The use of the scientific, research-based program Reading First will result in better reading skills for students. Reading First is the $900 million dollar reading initiative of President Bush's "No Child Left Behind". This important "new" way of teaching reading is based upon five components: phonemic awareness, phonics, vocabulary development, reading fluency, and reading comprehension. Using these methods of teaching and the amount of money available, no child will be left behind.
Why the focus on strengthening the reading skills of children? It has been proven that those students who can not read well are more likely to drop out of school and have lower-paying jobs. Reading is the “foundation for success in society” (Paige, 17). Those students that have a strong early beginning in reading have more successful school careers. Success in reading produces greater success in social studies, science, and math.

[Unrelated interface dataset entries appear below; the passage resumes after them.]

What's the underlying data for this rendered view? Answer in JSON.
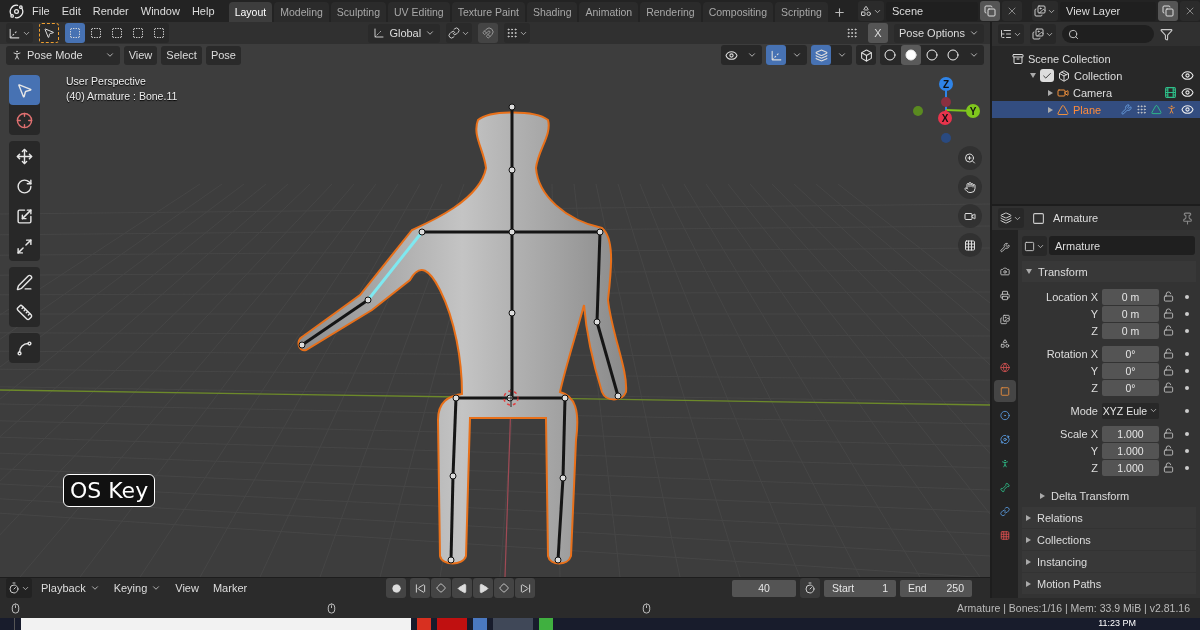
{
  "menu": [
    "File",
    "Edit",
    "Render",
    "Window",
    "Help"
  ],
  "workspaces": [
    {
      "label": "Layout",
      "selected": true
    },
    {
      "label": "Modeling",
      "selected": false
    },
    {
      "label": "Sculpting",
      "selected": false
    },
    {
      "label": "UV Editing",
      "selected": false
    },
    {
      "label": "Texture Paint",
      "selected": false
    },
    {
      "label": "Shading",
      "selected": false
    },
    {
      "label": "Animation",
      "selected": false
    },
    {
      "label": "Rendering",
      "selected": false
    },
    {
      "label": "Compositing",
      "selected": false
    },
    {
      "label": "Scripting",
      "selected": false
    }
  ],
  "scene": "Scene",
  "view_layer": "View Layer",
  "tool_header": {
    "select_modes": [
      {
        "selected": true
      },
      {
        "selected": false
      },
      {
        "selected": false
      },
      {
        "selected": false
      },
      {
        "selected": false
      }
    ],
    "orientation": "Global",
    "x_mirror": {
      "label": "X",
      "on": false
    },
    "pose_options": "Pose Options"
  },
  "viewport_header": {
    "mode": "Pose Mode",
    "menus": [
      "View",
      "Select",
      "Pose"
    ],
    "toggles": [
      {
        "kind": "visibility",
        "on": false
      },
      {
        "kind": "gizmo",
        "on": true
      },
      {
        "kind": "overlay",
        "on": true
      },
      {
        "kind": "xray",
        "on": false
      }
    ],
    "shading": [
      {
        "selected": false
      },
      {
        "selected": true
      },
      {
        "selected": false
      },
      {
        "selected": false
      }
    ]
  },
  "tool_groups": [
    [
      {
        "kind": "select",
        "selected": true
      },
      {
        "kind": "cursor",
        "selected": false
      }
    ],
    [
      {
        "kind": "move",
        "selected": false
      },
      {
        "kind": "rotate",
        "selected": false
      },
      {
        "kind": "scale",
        "selected": false
      },
      {
        "kind": "transform",
        "selected": false
      }
    ],
    [
      {
        "kind": "annotate",
        "selected": false
      },
      {
        "kind": "measure",
        "selected": false
      }
    ],
    [
      {
        "kind": "relax",
        "selected": false
      }
    ]
  ],
  "viewport": {
    "info": [
      "User Perspective",
      "(40) Armature : Bone.11"
    ],
    "axes": [
      {
        "label": "Z",
        "color": "#2f84e8"
      },
      {
        "label": "Y",
        "color": "#7fc61d"
      },
      {
        "label": "X",
        "color": "#e8344c"
      }
    ],
    "key_overlay": "OS Key"
  },
  "outliner": {
    "items": [
      {
        "label": "Scene Collection",
        "kind": "scene-collection",
        "children": [
          {
            "label": "Collection",
            "kind": "collection",
            "checked": true,
            "expanded": true,
            "children": [
              {
                "label": "Camera",
                "kind": "camera",
                "expanded": false,
                "selected": false
              },
              {
                "label": "Plane",
                "kind": "mesh",
                "expanded": false,
                "selected": true
              }
            ]
          }
        ]
      }
    ]
  },
  "properties": {
    "title": "Armature",
    "datablock": "Armature",
    "tabs": [
      {
        "kind": "tool",
        "selected": false
      },
      {
        "kind": "render",
        "selected": false
      },
      {
        "kind": "output",
        "selected": false
      },
      {
        "kind": "view-layer",
        "selected": false
      },
      {
        "kind": "scene",
        "selected": false
      },
      {
        "kind": "world",
        "selected": false
      },
      {
        "kind": "object",
        "selected": true
      },
      {
        "kind": "physics",
        "selected": false
      },
      {
        "kind": "constraints",
        "selected": false
      },
      {
        "kind": "armature",
        "selected": false
      },
      {
        "kind": "bone",
        "selected": false
      },
      {
        "kind": "bone-constraints",
        "selected": false
      },
      {
        "kind": "texture",
        "selected": false
      }
    ],
    "panels": [
      {
        "title": "Transform",
        "expanded": true,
        "groups": [
          [
            {
              "label": "Location X",
              "value": "0 m",
              "kind": "number"
            },
            {
              "label": "Y",
              "value": "0 m",
              "kind": "number"
            },
            {
              "label": "Z",
              "value": "0 m",
              "kind": "number"
            }
          ],
          [
            {
              "label": "Rotation X",
              "value": "0°",
              "kind": "number"
            },
            {
              "label": "Y",
              "value": "0°",
              "kind": "number"
            },
            {
              "label": "Z",
              "value": "0°",
              "kind": "number"
            }
          ],
          [
            {
              "label": "Mode",
              "value": "XYZ Eule",
              "kind": "dropdown"
            }
          ],
          [
            {
              "label": "Scale X",
              "value": "1.000",
              "kind": "number"
            },
            {
              "label": "Y",
              "value": "1.000",
              "kind": "number"
            },
            {
              "label": "Z",
              "value": "1.000",
              "kind": "number"
            }
          ]
        ],
        "subpanels": [
          {
            "title": "Delta Transform",
            "expanded": false
          }
        ]
      },
      {
        "title": "Relations",
        "expanded": false
      },
      {
        "title": "Collections",
        "expanded": false
      },
      {
        "title": "Instancing",
        "expanded": false
      },
      {
        "title": "Motion Paths",
        "expanded": false
      }
    ]
  },
  "timeline": {
    "menus": [
      {
        "label": "Playback",
        "dropdown": true
      },
      {
        "label": "Keying",
        "dropdown": true
      },
      {
        "label": "View",
        "dropdown": false
      },
      {
        "label": "Marker",
        "dropdown": false
      }
    ],
    "current_frame": "40",
    "start_label": "Start",
    "start": "1",
    "end_label": "End",
    "end": "250"
  },
  "status_bar": "Armature | Bones:1/16 | Mem: 33.9 MiB | v2.81.16",
  "taskbar": {
    "time": "11:23 PM"
  }
}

As a country we are failing our youth in reading. Approximately 40% of students in our nation cannot read at a basic skill level. The majority of students who cannot read on a functional level come from low-income homes. The percentage of fourth-graders from low-income homes is a staggering 70% (Paige, 17). Too often the parents of the children who need the most help do not ask for it, or know that options are available to them. With all the challenges that face lower-income families, they often do not seek out the help that their children may need. In one school system, a fund was set up for children to received additional tutoring outside of the classroom. It was left up to the parents to arrange for transportation to and from the tutoring sessions (Ghezzi, 1). The foundation for learning was set, but being able to carry through on the process fell through due to lack of understanding of the student’s background. NCLB is trying to accomplish what other programs have failed to do.

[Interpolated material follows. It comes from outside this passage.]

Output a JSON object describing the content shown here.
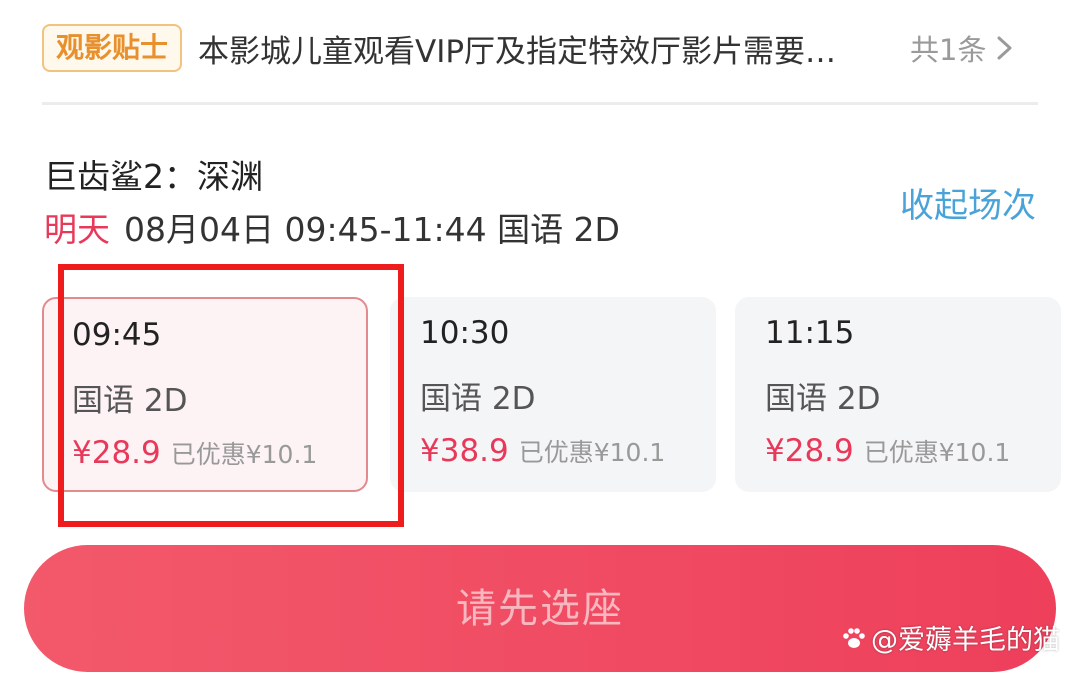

The Reading First program replaces the Reading Excellence Act passed by Congress in 1998. The REA provided state grants to support local teacher’s development and family based literacy programs (Manzo, 2). This program left many federal officials unhappy with how states distributed the money awarded to them and the lack of ways to measure the accountability of their programs. Some states did not receive grant money allotted to their state for support of the REA program.

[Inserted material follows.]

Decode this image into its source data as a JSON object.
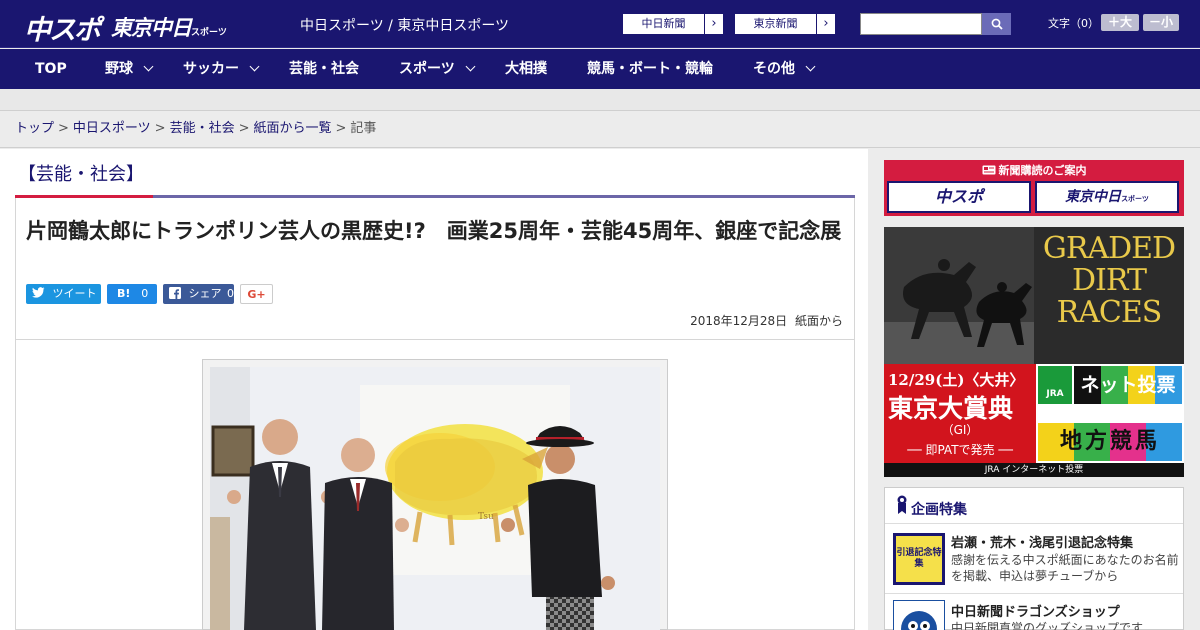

Bush’s Reading First program seems to have a stronger backing than the previous attempts at turning America’s youth’s reading skills around. It has a strong focus on teaching in the classroom using the scientifically based reading research, $900 million dollars to back up the program (larger than any other), every state has the opportunity to receive money, and 20% of funds are to be used for state-level activities (Sopko, 2). The funds will be awarded over a six-year period. Of the money allotted to each state, 65% may be used for...